“At the same time, it’s a project that isn’t possible without collaboration from outside academia,” says Eva Särndahl.

The new profile connects not only different parts of the university but also Region Örebro County as well as international academic research centres and industry.

“Participating companies not only contribute with distinctive competence but also with experience and interest in education,” adds Eva Särndahl.

The idea is to establish an internationally prominent and competitive centre where researchers, physicians, students and companies can collaborate and exchange knowledge.

“That is why we will build for the long-term while assuming a dynamic and adaptable approach so that participating partners are involved in how the centre is to develop – also those partners that aren’t on the team from the start,” explains Eva Särndahl.

“We are hoping that researchers from many different fields will want to join us and contribute. Research on inflammation is also about preventing disease. This could include diet and exercise, just to name one example,” says Robert Kruse.

Strategic initiatives

“It is extremely pleasing that the university's strategic initiatives on inflammation research have received this substantial grant from the Knowledge Foundation and that the Life Sciences industry acknowledges the quality and potential of our research through their contributions. X-HiDE will also contribute actively to research within Örebro University’s major research initiatives on Successful ageing and the focus area Food and health,” says Johan Schnürer, vice-chancellor of Örebro University.
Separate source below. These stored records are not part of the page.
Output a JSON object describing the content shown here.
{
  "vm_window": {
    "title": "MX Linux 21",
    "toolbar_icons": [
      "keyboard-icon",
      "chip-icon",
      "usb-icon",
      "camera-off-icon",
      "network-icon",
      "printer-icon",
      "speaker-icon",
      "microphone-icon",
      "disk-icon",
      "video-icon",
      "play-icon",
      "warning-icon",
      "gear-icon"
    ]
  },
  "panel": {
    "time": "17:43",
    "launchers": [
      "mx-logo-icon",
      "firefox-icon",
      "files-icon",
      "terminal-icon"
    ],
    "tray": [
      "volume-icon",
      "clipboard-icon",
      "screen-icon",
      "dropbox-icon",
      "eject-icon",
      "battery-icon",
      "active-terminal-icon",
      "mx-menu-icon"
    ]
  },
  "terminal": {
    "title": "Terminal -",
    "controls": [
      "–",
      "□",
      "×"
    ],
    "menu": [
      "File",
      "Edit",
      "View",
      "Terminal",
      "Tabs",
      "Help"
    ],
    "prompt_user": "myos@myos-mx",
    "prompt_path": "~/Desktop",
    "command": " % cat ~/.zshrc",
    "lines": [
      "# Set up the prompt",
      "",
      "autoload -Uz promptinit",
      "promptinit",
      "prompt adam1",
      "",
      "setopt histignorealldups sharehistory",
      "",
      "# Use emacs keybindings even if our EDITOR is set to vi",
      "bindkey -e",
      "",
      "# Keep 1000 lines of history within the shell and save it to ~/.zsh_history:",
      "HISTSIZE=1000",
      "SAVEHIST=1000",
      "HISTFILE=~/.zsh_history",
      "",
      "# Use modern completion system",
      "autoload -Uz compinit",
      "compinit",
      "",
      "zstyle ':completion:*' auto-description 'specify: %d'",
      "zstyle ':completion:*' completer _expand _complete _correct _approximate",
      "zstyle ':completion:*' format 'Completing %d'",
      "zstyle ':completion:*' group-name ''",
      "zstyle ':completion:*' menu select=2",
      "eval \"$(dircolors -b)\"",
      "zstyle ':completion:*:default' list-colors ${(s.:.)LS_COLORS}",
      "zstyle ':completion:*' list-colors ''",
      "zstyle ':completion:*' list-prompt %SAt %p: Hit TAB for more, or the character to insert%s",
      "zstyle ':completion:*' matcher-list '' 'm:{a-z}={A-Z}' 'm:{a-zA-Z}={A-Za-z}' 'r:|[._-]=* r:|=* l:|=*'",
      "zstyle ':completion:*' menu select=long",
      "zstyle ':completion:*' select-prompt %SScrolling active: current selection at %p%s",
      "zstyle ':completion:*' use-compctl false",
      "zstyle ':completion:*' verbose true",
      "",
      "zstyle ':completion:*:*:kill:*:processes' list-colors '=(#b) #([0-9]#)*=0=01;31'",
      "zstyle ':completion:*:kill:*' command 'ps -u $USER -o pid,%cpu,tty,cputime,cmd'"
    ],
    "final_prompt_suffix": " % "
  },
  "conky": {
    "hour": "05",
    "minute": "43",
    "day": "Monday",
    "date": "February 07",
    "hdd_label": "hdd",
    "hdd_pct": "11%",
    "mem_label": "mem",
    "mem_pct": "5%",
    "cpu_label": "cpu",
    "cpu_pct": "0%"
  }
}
The centre is slated to be launched on 1 November. Until then, several new researchers will be recruited and all paperwork completed.

“This takes time since we are recruiting internationally,” concludes Eva Särndahl.

Text: Linda Harradine
Photo: Elin Abelson
Translation: Jerry Gray

Inflammatory Response and Infection Susceptibility Centre (iRiSC)

The research environment iRiSC was started in 2013 as a collaborative network by researchers within inflammation and infection research. It pulls together biomedical knowledge and clinical experience. Its goal is to understand immune system mechanisms. The environment is one of the university's fastest-growing and the research profile X-HiDE is its next step in development.

What is inflammation?

Commonly, inflammation is associated with an infection, but can have other causes – injuries, allergies or disease. Inflammation is part of the immune system.

Inflammation is there in the background and affects many different endemic diseases such as cancer, diabetes and cardiovascular disease. It also plays a role in mental health problems and obesity.

The four basic types of inflammation on which researchers will build their models are acute inflammation, immunoparalysis, chronic low-grade inflammation and inflammatory resolution.